**Supplied records:**
============================================================

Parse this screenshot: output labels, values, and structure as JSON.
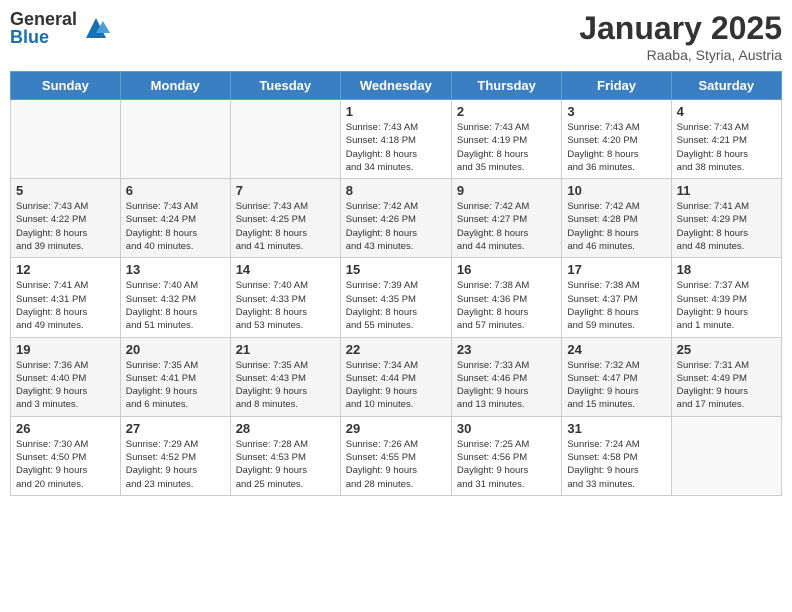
{
  "header": {
    "logo_general": "General",
    "logo_blue": "Blue",
    "month_title": "January 2025",
    "location": "Raaba, Styria, Austria"
  },
  "days_of_week": [
    "Sunday",
    "Monday",
    "Tuesday",
    "Wednesday",
    "Thursday",
    "Friday",
    "Saturday"
  ],
  "weeks": [
    {
      "days": [
        {
          "number": "",
          "info": ""
        },
        {
          "number": "",
          "info": ""
        },
        {
          "number": "",
          "info": ""
        },
        {
          "number": "1",
          "info": "Sunrise: 7:43 AM\nSunset: 4:18 PM\nDaylight: 8 hours\nand 34 minutes."
        },
        {
          "number": "2",
          "info": "Sunrise: 7:43 AM\nSunset: 4:19 PM\nDaylight: 8 hours\nand 35 minutes."
        },
        {
          "number": "3",
          "info": "Sunrise: 7:43 AM\nSunset: 4:20 PM\nDaylight: 8 hours\nand 36 minutes."
        },
        {
          "number": "4",
          "info": "Sunrise: 7:43 AM\nSunset: 4:21 PM\nDaylight: 8 hours\nand 38 minutes."
        }
      ]
    },
    {
      "days": [
        {
          "number": "5",
          "info": "Sunrise: 7:43 AM\nSunset: 4:22 PM\nDaylight: 8 hours\nand 39 minutes."
        },
        {
          "number": "6",
          "info": "Sunrise: 7:43 AM\nSunset: 4:24 PM\nDaylight: 8 hours\nand 40 minutes."
        },
        {
          "number": "7",
          "info": "Sunrise: 7:43 AM\nSunset: 4:25 PM\nDaylight: 8 hours\nand 41 minutes."
        },
        {
          "number": "8",
          "info": "Sunrise: 7:42 AM\nSunset: 4:26 PM\nDaylight: 8 hours\nand 43 minutes."
        },
        {
          "number": "9",
          "info": "Sunrise: 7:42 AM\nSunset: 4:27 PM\nDaylight: 8 hours\nand 44 minutes."
        },
        {
          "number": "10",
          "info": "Sunrise: 7:42 AM\nSunset: 4:28 PM\nDaylight: 8 hours\nand 46 minutes."
        },
        {
          "number": "11",
          "info": "Sunrise: 7:41 AM\nSunset: 4:29 PM\nDaylight: 8 hours\nand 48 minutes."
        }
      ]
    },
    {
      "days": [
        {
          "number": "12",
          "info": "Sunrise: 7:41 AM\nSunset: 4:31 PM\nDaylight: 8 hours\nand 49 minutes."
        },
        {
          "number": "13",
          "info": "Sunrise: 7:40 AM\nSunset: 4:32 PM\nDaylight: 8 hours\nand 51 minutes."
        },
        {
          "number": "14",
          "info": "Sunrise: 7:40 AM\nSunset: 4:33 PM\nDaylight: 8 hours\nand 53 minutes."
        },
        {
          "number": "15",
          "info": "Sunrise: 7:39 AM\nSunset: 4:35 PM\nDaylight: 8 hours\nand 55 minutes."
        },
        {
          "number": "16",
          "info": "Sunrise: 7:38 AM\nSunset: 4:36 PM\nDaylight: 8 hours\nand 57 minutes."
        },
        {
          "number": "17",
          "info": "Sunrise: 7:38 AM\nSunset: 4:37 PM\nDaylight: 8 hours\nand 59 minutes."
        },
        {
          "number": "18",
          "info": "Sunrise: 7:37 AM\nSunset: 4:39 PM\nDaylight: 9 hours\nand 1 minute."
        }
      ]
    },
    {
      "days": [
        {
          "number": "19",
          "info": "Sunrise: 7:36 AM\nSunset: 4:40 PM\nDaylight: 9 hours\nand 3 minutes."
        },
        {
          "number": "20",
          "info": "Sunrise: 7:35 AM\nSunset: 4:41 PM\nDaylight: 9 hours\nand 6 minutes."
        },
        {
          "number": "21",
          "info": "Sunrise: 7:35 AM\nSunset: 4:43 PM\nDaylight: 9 hours\nand 8 minutes."
        },
        {
          "number": "22",
          "info": "Sunrise: 7:34 AM\nSunset: 4:44 PM\nDaylight: 9 hours\nand 10 minutes."
        },
        {
          "number": "23",
          "info": "Sunrise: 7:33 AM\nSunset: 4:46 PM\nDaylight: 9 hours\nand 13 minutes."
        },
        {
          "number": "24",
          "info": "Sunrise: 7:32 AM\nSunset: 4:47 PM\nDaylight: 9 hours\nand 15 minutes."
        },
        {
          "number": "25",
          "info": "Sunrise: 7:31 AM\nSunset: 4:49 PM\nDaylight: 9 hours\nand 17 minutes."
        }
      ]
    },
    {
      "days": [
        {
          "number": "26",
          "info": "Sunrise: 7:30 AM\nSunset: 4:50 PM\nDaylight: 9 hours\nand 20 minutes."
        },
        {
          "number": "27",
          "info": "Sunrise: 7:29 AM\nSunset: 4:52 PM\nDaylight: 9 hours\nand 23 minutes."
        },
        {
          "number": "28",
          "info": "Sunrise: 7:28 AM\nSunset: 4:53 PM\nDaylight: 9 hours\nand 25 minutes."
        },
        {
          "number": "29",
          "info": "Sunrise: 7:26 AM\nSunset: 4:55 PM\nDaylight: 9 hours\nand 28 minutes."
        },
        {
          "number": "30",
          "info": "Sunrise: 7:25 AM\nSunset: 4:56 PM\nDaylight: 9 hours\nand 31 minutes."
        },
        {
          "number": "31",
          "info": "Sunrise: 7:24 AM\nSunset: 4:58 PM\nDaylight: 9 hours\nand 33 minutes."
        },
        {
          "number": "",
          "info": ""
        }
      ]
    }
  ]
}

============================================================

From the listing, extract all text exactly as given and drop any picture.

Parse this screenshot: output labels, values, and structure as JSON.
{
  "header": {
    "logo_general": "General",
    "logo_blue": "Blue",
    "month_title": "January 2025",
    "location": "Raaba, Styria, Austria"
  },
  "days_of_week": [
    "Sunday",
    "Monday",
    "Tuesday",
    "Wednesday",
    "Thursday",
    "Friday",
    "Saturday"
  ],
  "weeks": [
    {
      "days": [
        {
          "number": "",
          "info": ""
        },
        {
          "number": "",
          "info": ""
        },
        {
          "number": "",
          "info": ""
        },
        {
          "number": "1",
          "info": "Sunrise: 7:43 AM\nSunset: 4:18 PM\nDaylight: 8 hours\nand 34 minutes."
        },
        {
          "number": "2",
          "info": "Sunrise: 7:43 AM\nSunset: 4:19 PM\nDaylight: 8 hours\nand 35 minutes."
        },
        {
          "number": "3",
          "info": "Sunrise: 7:43 AM\nSunset: 4:20 PM\nDaylight: 8 hours\nand 36 minutes."
        },
        {
          "number": "4",
          "info": "Sunrise: 7:43 AM\nSunset: 4:21 PM\nDaylight: 8 hours\nand 38 minutes."
        }
      ]
    },
    {
      "days": [
        {
          "number": "5",
          "info": "Sunrise: 7:43 AM\nSunset: 4:22 PM\nDaylight: 8 hours\nand 39 minutes."
        },
        {
          "number": "6",
          "info": "Sunrise: 7:43 AM\nSunset: 4:24 PM\nDaylight: 8 hours\nand 40 minutes."
        },
        {
          "number": "7",
          "info": "Sunrise: 7:43 AM\nSunset: 4:25 PM\nDaylight: 8 hours\nand 41 minutes."
        },
        {
          "number": "8",
          "info": "Sunrise: 7:42 AM\nSunset: 4:26 PM\nDaylight: 8 hours\nand 43 minutes."
        },
        {
          "number": "9",
          "info": "Sunrise: 7:42 AM\nSunset: 4:27 PM\nDaylight: 8 hours\nand 44 minutes."
        },
        {
          "number": "10",
          "info": "Sunrise: 7:42 AM\nSunset: 4:28 PM\nDaylight: 8 hours\nand 46 minutes."
        },
        {
          "number": "11",
          "info": "Sunrise: 7:41 AM\nSunset: 4:29 PM\nDaylight: 8 hours\nand 48 minutes."
        }
      ]
    },
    {
      "days": [
        {
          "number": "12",
          "info": "Sunrise: 7:41 AM\nSunset: 4:31 PM\nDaylight: 8 hours\nand 49 minutes."
        },
        {
          "number": "13",
          "info": "Sunrise: 7:40 AM\nSunset: 4:32 PM\nDaylight: 8 hours\nand 51 minutes."
        },
        {
          "number": "14",
          "info": "Sunrise: 7:40 AM\nSunset: 4:33 PM\nDaylight: 8 hours\nand 53 minutes."
        },
        {
          "number": "15",
          "info": "Sunrise: 7:39 AM\nSunset: 4:35 PM\nDaylight: 8 hours\nand 55 minutes."
        },
        {
          "number": "16",
          "info": "Sunrise: 7:38 AM\nSunset: 4:36 PM\nDaylight: 8 hours\nand 57 minutes."
        },
        {
          "number": "17",
          "info": "Sunrise: 7:38 AM\nSunset: 4:37 PM\nDaylight: 8 hours\nand 59 minutes."
        },
        {
          "number": "18",
          "info": "Sunrise: 7:37 AM\nSunset: 4:39 PM\nDaylight: 9 hours\nand 1 minute."
        }
      ]
    },
    {
      "days": [
        {
          "number": "19",
          "info": "Sunrise: 7:36 AM\nSunset: 4:40 PM\nDaylight: 9 hours\nand 3 minutes."
        },
        {
          "number": "20",
          "info": "Sunrise: 7:35 AM\nSunset: 4:41 PM\nDaylight: 9 hours\nand 6 minutes."
        },
        {
          "number": "21",
          "info": "Sunrise: 7:35 AM\nSunset: 4:43 PM\nDaylight: 9 hours\nand 8 minutes."
        },
        {
          "number": "22",
          "info": "Sunrise: 7:34 AM\nSunset: 4:44 PM\nDaylight: 9 hours\nand 10 minutes."
        },
        {
          "number": "23",
          "info": "Sunrise: 7:33 AM\nSunset: 4:46 PM\nDaylight: 9 hours\nand 13 minutes."
        },
        {
          "number": "24",
          "info": "Sunrise: 7:32 AM\nSunset: 4:47 PM\nDaylight: 9 hours\nand 15 minutes."
        },
        {
          "number": "25",
          "info": "Sunrise: 7:31 AM\nSunset: 4:49 PM\nDaylight: 9 hours\nand 17 minutes."
        }
      ]
    },
    {
      "days": [
        {
          "number": "26",
          "info": "Sunrise: 7:30 AM\nSunset: 4:50 PM\nDaylight: 9 hours\nand 20 minutes."
        },
        {
          "number": "27",
          "info": "Sunrise: 7:29 AM\nSunset: 4:52 PM\nDaylight: 9 hours\nand 23 minutes."
        },
        {
          "number": "28",
          "info": "Sunrise: 7:28 AM\nSunset: 4:53 PM\nDaylight: 9 hours\nand 25 minutes."
        },
        {
          "number": "29",
          "info": "Sunrise: 7:26 AM\nSunset: 4:55 PM\nDaylight: 9 hours\nand 28 minutes."
        },
        {
          "number": "30",
          "info": "Sunrise: 7:25 AM\nSunset: 4:56 PM\nDaylight: 9 hours\nand 31 minutes."
        },
        {
          "number": "31",
          "info": "Sunrise: 7:24 AM\nSunset: 4:58 PM\nDaylight: 9 hours\nand 33 minutes."
        },
        {
          "number": "",
          "info": ""
        }
      ]
    }
  ]
}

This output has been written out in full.